Soon the game is afoot and we are awash with murders, kidnapping and intrigue as Poe must write some last stories for daily publication inspired by each day’s events or lose the life of the woman who he loves, held hostage by the killer. Turns out... threat of death of a loved one can be a good motivator. Out of the bottom of a bottle of alcohol and back into the swing of producing great literature.
That’s as much as I’m saying about the plot. The pacing just about works and the film engages the eye, if not the brain, for most of the time. John Cusack as Poe is absolutely outstanding and his version of the gothic genius is empowered with a sense of energy which lends able support to the frantic journey of what is almost an action movie. However, it has to be said that there are some problems on the way... one of which is the fact that when the killer asks Poe a question near the end of the picture, Poe dismisses the question and just says “Pass”. Now I may be wrong (and again correct me if am please, as I’d like to know), but I don’t think that particular one word phrase, especially in that particular context, was around in Poe’s day now, was it? I understand the need to make it at least in some ways relevant to a young audience (it’s called keeping your eye on the money) but I think injecting a period piece with this kind of controlled (presumably, if the writers caught it) anachronism is not necessarily a good way to do it. In fact, I’m sure it’s not.
Another thing I felt about this movie was that, since it was trying to pitch itself as a kind of serial killer action fest, we could have done with a little less preamble and characterisation than what’s up there on the screen in this one and maybe jumped into the actual pursuit of the killer a little more quickly. Either that or give the movie another half an hour on the run time because, by the time they get up to pursuing the killer, the whole thing felt too short and almost like it was just a frame of a script to hang set pieces on... granted, that’s what most modern US movies are these days but, this doesn’t make this kind of “script construction” any less boring than it actually is... and it really can be boring sometimes.
And the bit that really enraged me and left me foaming at the mouth is what is literally the last minute of the movie.

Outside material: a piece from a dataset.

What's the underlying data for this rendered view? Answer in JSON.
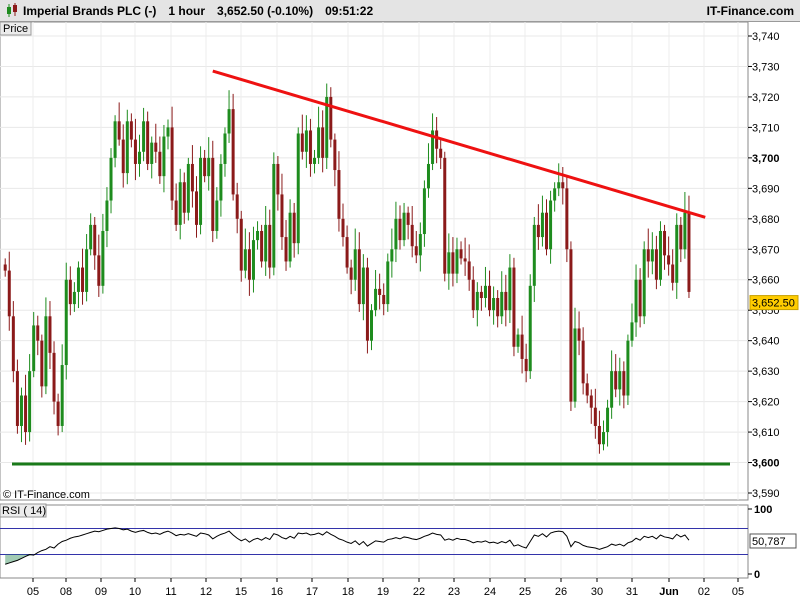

I don’t want to give the game away here but it felt really tagged on, cowardly in every way and like it was pandering to some stupid preview audience. It seriously made my blood boil and I’d hoped we were above needing such endings these days. Never mind... I guess it could have been worse.

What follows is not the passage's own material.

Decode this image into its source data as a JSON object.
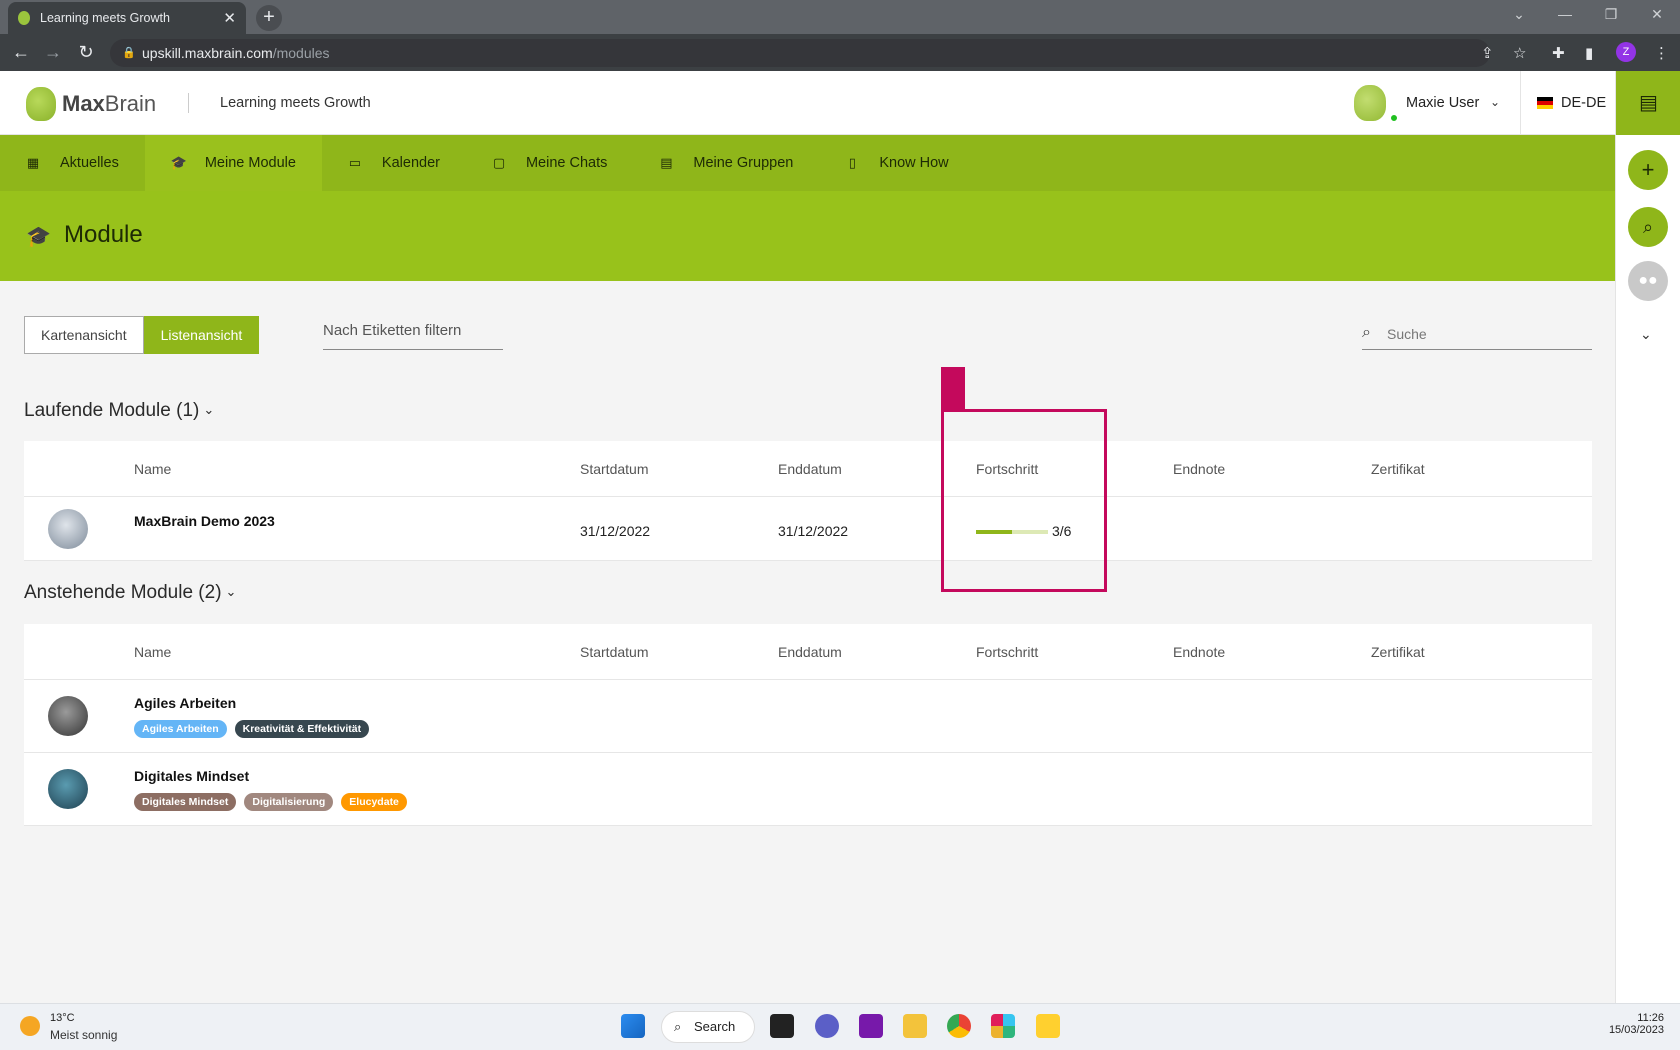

That being said, The Raven is a fun little movie and is a lot better than some of the junk they’ve got playing at your local cinema at the moment. I’d personally rather be watching either of the two Boris Karloff starring movies of The Raven (from both 1935 and 1963) but this doesn’t mean I didn’t enjoy this little romp for what it is on its own terms. It’s an enjoyable enough ride if you want a pseudo-gothic night out at the cinema to soak up a movie with, at the very least, a nicely chilling atmosphere to it. It’s no “From Hell” but it’s definitely worth a look if you’ve got nothing else on and I’ll certainly be picking up the DVD for another watch when it hits the shelves.
* approximate number of movies only, not an exact amount but close enough. ;-)

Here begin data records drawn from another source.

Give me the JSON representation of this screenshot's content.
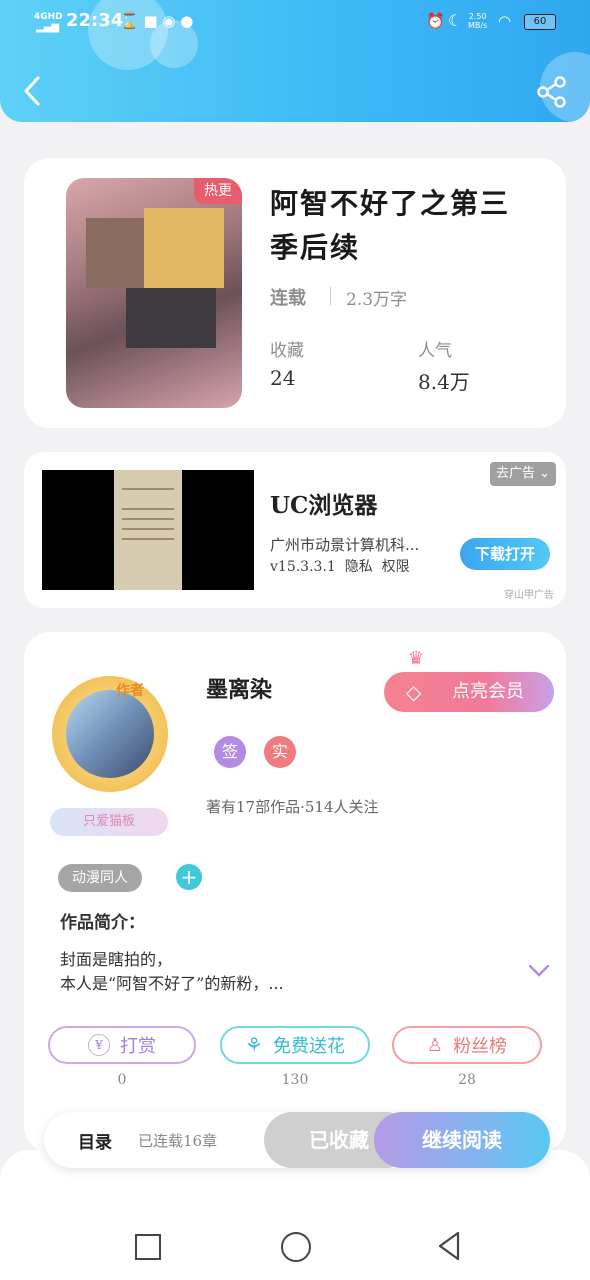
{
  "status_bar": {
    "network": "4GHD",
    "time": "22:34",
    "speed": "2.50\nMB/s",
    "battery": "60"
  },
  "book": {
    "title": "阿智不好了之第三季后续",
    "badge": "热更",
    "status": "连载",
    "word_count": "2.3万字",
    "favorites_label": "收藏",
    "favorites_value": "24",
    "popularity_label": "人气",
    "popularity_value": "8.4万"
  },
  "ad": {
    "go_ad_label": "去广告",
    "app_name": "UC浏览器",
    "company": "广州市动景计算机科...",
    "version": "v15.3.3.1",
    "privacy": "隐私",
    "permissions": "权限",
    "download_button": "下载打开",
    "source": "穿山甲广告"
  },
  "author": {
    "name": "墨离染",
    "avatar_badge": "作者",
    "nickname_ribbon": "只爱猫板",
    "vip_button": "点亮会员",
    "tag_sign": "签",
    "tag_real": "实",
    "stats": "著有17部作品·514人关注",
    "category_tag": "动漫同人"
  },
  "intro": {
    "label": "作品简介：",
    "line1": "封面是瞎拍的，",
    "line2": "本人是“阿智不好了”的新粉，..."
  },
  "actions": {
    "reward_label": "打赏",
    "reward_count": "0",
    "flower_label": "免费送花",
    "flower_count": "130",
    "fans_label": "粉丝榜",
    "fans_count": "28"
  },
  "bottom": {
    "catalog_label": "目录",
    "catalog_info": "已连载16章",
    "collected_label": "已收藏",
    "read_label": "继续阅读"
  },
  "colors": {
    "header_blue": "#3cb8f5",
    "vip_pink": "#f07a8d",
    "purple": "#b48be3",
    "teal": "#3fc9d9",
    "coral": "#ef7d7d"
  }
}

** There’s a pretty cool book which is just about still obtainable called The Poe Cinema: A Critical Filmography of Theatrical Releases Based on the Works of Edgar Allan Poe by Don G. Smith which is worth a read if you are interested in the subject.